Singapore is revising its casino rules to discourage low-income groups and the jobless from gambling. After weeks of consultation, the government has filed the Casino Control (Amendment) Bill which would empower authorities to restrict the entry of ‘financially vulnerable’ individuals in casino gaming centers. The provision as stated in a government press release:
At present, Singapore locals and permanent residents must pay an entry levy of S$100 and annual entry levy of S$2,000 if they want to play in the casinos. In the past 18 months, the government earned $288 million from casino levies. Asia Singapore notes the casino boom in Singapore:
Committees of the National Council on Problem Gambling (NCPG) will be empowered to issue visit limits to local, financially vulnerable casino patrons who visit the casinos frequently. Families and individuals may also apply for visit limits in addition to the current family and voluntary self-exclusion.
Provisional family exclusion orders can be made if there is a need to act urgently to protect the family from further severe harm. Exclusion orders can also be made if respondents to the orders cannot be located or are uncooperative.
Although they are supposedly meant for tourists, many residents visit and many are also addicted to gambling there.
If you take $100 as the cost of entry to casino by residents, it makes $2.88 million visits in 18 months (Actually many visits cost less because there is a $2,000 yearly pass so number of visits is much higher.
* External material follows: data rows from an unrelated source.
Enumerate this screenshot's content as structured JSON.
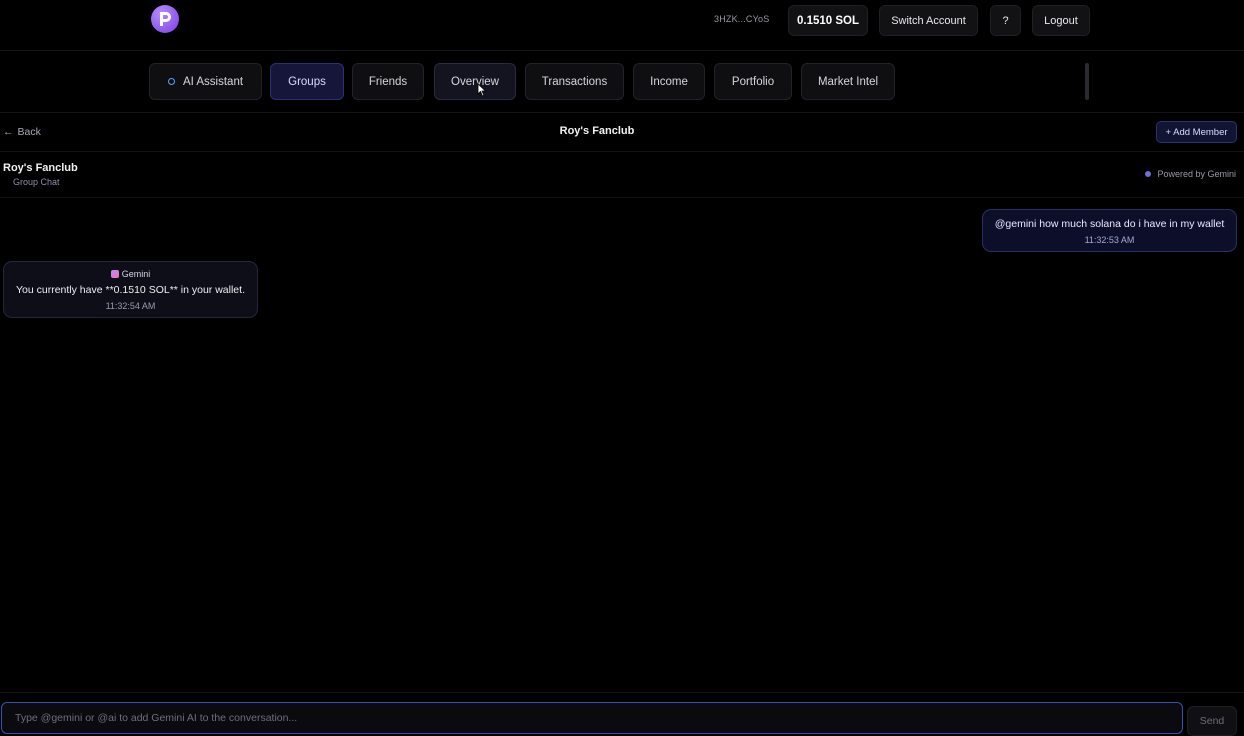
{
  "topbar": {
    "wallet_address": "3HZK...CYoS",
    "sol_balance": "0.1510 SOL",
    "switch_account_label": "Switch Account",
    "help_label": "?",
    "logout_label": "Logout"
  },
  "nav": {
    "tabs": [
      {
        "label": "AI Assistant"
      },
      {
        "label": "Groups"
      },
      {
        "label": "Friends"
      },
      {
        "label": "Overview"
      },
      {
        "label": "Transactions"
      },
      {
        "label": "Income"
      },
      {
        "label": "Portfolio"
      },
      {
        "label": "Market Intel"
      }
    ],
    "active_tab": "Groups"
  },
  "header": {
    "back_label": "Back",
    "back_arrow": "←",
    "title": "Roy's Fanclub",
    "add_member_label": "+ Add Member"
  },
  "group_info": {
    "name": "Roy's Fanclub",
    "type": "Group Chat",
    "powered_by": "Powered by Gemini"
  },
  "messages": [
    {
      "sender": "user",
      "text": "@gemini how much solana do i have in my wallet",
      "time": "11:32:53 AM"
    },
    {
      "sender": "Gemini",
      "text": "You currently have **0.1510 SOL** in your wallet.",
      "time": "11:32:54 AM"
    }
  ],
  "composer": {
    "placeholder": "Type @gemini or @ai to add Gemini AI to the conversation...",
    "value": "",
    "send_label": "Send"
  },
  "colors": {
    "background": "#000000",
    "accent": "#2e3170",
    "logo": "#8b4ff0",
    "input_border": "#3a4fb0"
  }
}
I do not know any other attraction this much popular in Singapore!
Chun Han Wong writes that gambling has actually declined in Singapore but he is worried about the gambling addiction affecting low-income residents:
… the social experiment has yielded mixed results, pressuring authorities to do more to contain gambling ills even as the global slowdown and rising competition threaten growth in the country's fledgling casino industry.
…the feared rise in organized crime never materialized, and gambling overall in the city-state has actually declined. But government leaders are concerned about surveys that indicate more low-income residents are betting larger sums and frequent gamblers are playing more often, while more people are seeking counseling for gambling troubles. Anecdotal reports of problem gamblers in the local media—some of whom have turned to crime to fund their gambling addictions—have also alarmed people.
Roger Poh advises the government to use the casino revenues to help the elderly:
These are astronomical sums so naturally many people have been wondering what the government has been doing with this windfall. It claims that the bonanza is used to provide support and care for Singaporeans.
Now I don’t think many people are satisfied with this claim. Can the government spell out specifically how it has been using this bonanza to help Singaporeans?
If there is one group of people the bonanza can be of tremendous help, the elderly poor surely rank high up on the list of priorities.
Loh and Behold thinks the casino center has become Singapore’s new icon:
…the casinos are operating in full force now and Marina Bay Sands is fast replacing the Merlion as our national icon, not that the hermaphrodite Merlion is anything to be proud of really, but at least it is original and unique.
Isn’t that great? Ours must be the only country in the world with a casino as our national emblem or symbol. (If you don’t believe me, just do an online search on “Singapore” and see what picture shows up.)
Convex Set wants more ‘effective barriers’ to ‘prevent gambling-led destitution’:
It strikes me that while the casinos were advertised to be an additional draw in our tourism portfolio, with an “effective” barrier to locals frittering away their hard-earned (and low by international standards) salaries in the form of levies, they have nevertheless “been very effective at drawing locals”.
I believe that this is undesirable and it is important that more effective barriers to entry be put up to prevent gambling-led destitution.
I think we have to be smarter about dealing with the gambling problem. What we have is grossly insufficient.